Master Tailor Carl Adolph Johann Friedrich Rockser, (1816-1884) and his wife, Magdalena, née Trockebrod (1815-1879);

- Master butcher August Johann Friedrich Rockser (1814-1879) and his wife Johanne Friederike Henriette, née Wiegand,

   widowed Dornbluth and their children:

- Anna Laura Rockser (27.6.1884-08.08.1884),

- Ernst Rockser (19.02.1881-01.06.1881),

- Johannes Arthur Max Ludwig Rockser (1814-)

- Adelheid Johanne Caroline Wilhelmine (1841-1878)

- Gottfried Joseph Luis Moritz Hermann Rockser (1846-1909), master butcher and his wife, Reinholde, née Krämer


 - Master tailor Oscar Götze (†1880), a cousin.

 During the construction of today's "Straße des 17. Juni", in 1938, the bones were moved to the present location.

© Ch. Apfel

August Schleicher


* 19.02.1821 in Meiningen

† 06.12.1868 in Jena


His father was the medical officer Johann Gottlieb Schleicher (1793-1864) and his mother his first wife Henriette, née Heym († around 1835).

August grew up in Sonneberg, where he learned the Sonneberg dialect playing with other children.

In the grammar school Casimirianum Coburg he learned Greek, Latin and as a private pupil of the director Arabic, Sanskrit and Chinese.

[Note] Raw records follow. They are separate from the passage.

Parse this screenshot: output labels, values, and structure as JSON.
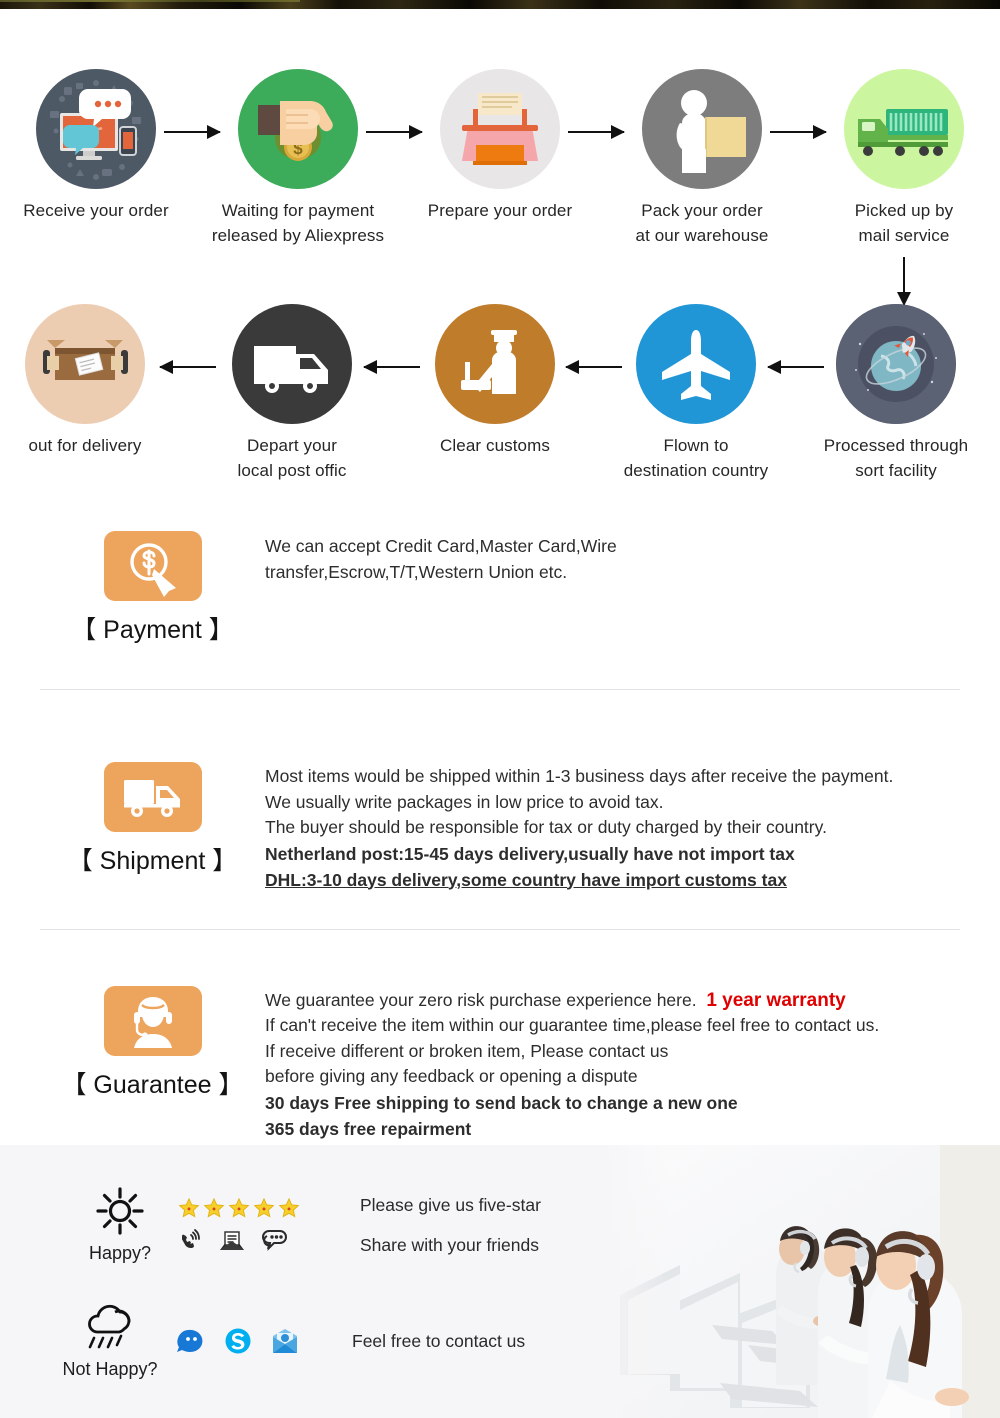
{
  "flow": {
    "row1": [
      {
        "caption": "Receive your order",
        "icon": "desktop-chat-icon",
        "circle_color": "#4e5966"
      },
      {
        "caption": "Waiting for payment\nreleased by Aliexpress",
        "icon": "hand-money-bag-icon",
        "circle_color": "#3cab5a"
      },
      {
        "caption": "Prepare your order",
        "icon": "printer-icon",
        "circle_color": "#e8e6e7"
      },
      {
        "caption": "Pack your order\nat our warehouse",
        "icon": "worker-package-icon",
        "circle_color": "#7d7d7d"
      },
      {
        "caption": "Picked up by\nmail service",
        "icon": "truck-container-icon",
        "circle_color": "#ccf5a0"
      }
    ],
    "row2": [
      {
        "caption": "out for delivery",
        "icon": "open-parcel-icon",
        "circle_color": "#edcdb2"
      },
      {
        "caption": "Depart your\nlocal post offic",
        "icon": "delivery-van-icon",
        "circle_color": "#3a3a3a"
      },
      {
        "caption": "Clear customs",
        "icon": "customs-officer-icon",
        "circle_color": "#bf7d2c"
      },
      {
        "caption": "Flown to\ndestination country",
        "icon": "airplane-icon",
        "circle_color": "#2196d6"
      },
      {
        "caption": "Processed through\nsort facility",
        "icon": "globe-rocket-icon",
        "circle_color": "#5b6273"
      }
    ],
    "arrow_icon": "arrow-right-icon",
    "arrow_down_icon": "arrow-down-icon"
  },
  "payment": {
    "badge_icon": "money-click-icon",
    "label": "【 Payment 】",
    "lines": [
      "We can accept Credit Card,Master Card,Wire",
      "transfer,Escrow,T/T,Western Union etc."
    ]
  },
  "shipment": {
    "badge_icon": "truck-icon",
    "label": "【 Shipment 】",
    "lines": [
      "Most items would be shipped within 1-3 business days after receive the payment.",
      "We usually write packages in low price to avoid tax.",
      "The buyer should be responsible for tax or duty charged by their country."
    ],
    "bold_line": "Netherland post:15-45 days delivery,usually have not import tax",
    "underlined_line": "DHL:3-10 days delivery,some country have import customs tax"
  },
  "guarantee": {
    "badge_icon": "support-agent-icon",
    "label": "【 Guarantee 】",
    "line1_normal": "We guarantee your zero risk purchase experience here.",
    "line1_red": "1 year warranty",
    "lines": [
      "If can't receive the item within our guarantee time,please feel free to contact us.",
      "If receive different or broken item, Please contact us",
      "before giving any feedback or opening a dispute"
    ],
    "red_lines": [
      "30 days Free shipping to send back to change a new one",
      "365 days free repairment"
    ]
  },
  "service": {
    "happy": {
      "label": "Happy?",
      "mood_icon": "sun-icon",
      "rating_icon": "star-icon",
      "star_count": 5,
      "contact_icons": [
        "phone-ring-icon",
        "envelope-icon",
        "chat-bubble-icon"
      ],
      "texts": [
        "Please give us five-star",
        "Share with your friends"
      ]
    },
    "not_happy": {
      "label": "Not Happy?",
      "mood_icon": "rain-cloud-icon",
      "contact_icons": [
        "trademanager-icon",
        "skype-icon",
        "email-icon"
      ],
      "texts": [
        "Feel free to contact us"
      ]
    },
    "photo_alt": "call-center-agents-photo"
  },
  "colors": {
    "accent_orange": "#eda45d",
    "alert_red": "#e00000",
    "divider": "#e2e0e4",
    "band_bg": "#f6f5f7"
  }
}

In 1840 he wanted to study theology and oriental languages in Leipzig, but after one semester he changed to Tübingen, but also broke off his studies there and moved to Bonn to devote himself exclusively to linguistics and philosophy. Thus educated in many fields, he had a good basis for his future comparative linguistic studies.

However, he also learned the Polish, Czech and Russian languages. In January 1846 he received his doctorate in Bonn on the writings of the grammarian Varro (116 B.C.-27 B.C.), and in February of the same year he acquired a teaching license for all classes of a grammar school in the classical languages. Since no habilitation thesis was required in Bonn, he gave his inaugural lecture "On the Value of Language Comparison" as early as June 1846. Due to work overload, he had to take a leave of absence until the end of the year.

His student friend, Hereditary Prince Georg von Meinigen, obtained a scholarship of 400 pounds sterling for him and thus enabled Schleicher to continue his studies in Paris, Brussels and Vienna.

From 1850 Schleicher worked for three years in Prague as an associate professor and turned to Slavic languages, especially Lithuanian. Several publications were produced.

In January 1854 he married Fanny Strasburger, a merchant's daughter from Sonneberg, who was six years younger. The marriage produced three children, two sons and a daughter. The firstborn died shortly after birth.

In 1857, through the mediation of Seebeck, August Schleicher received an appointment as a full honorary professor at the University of Jena.

Schleicher was a passionate gymnast, botanist and gardener. He was a close friend of Haeckel.

Completely exhausted, Schleicher succumbed to severe pneumonia at the age of 47 on December 6, 1868.

© Maria Kozianka, gekürzt: Ch. Apfel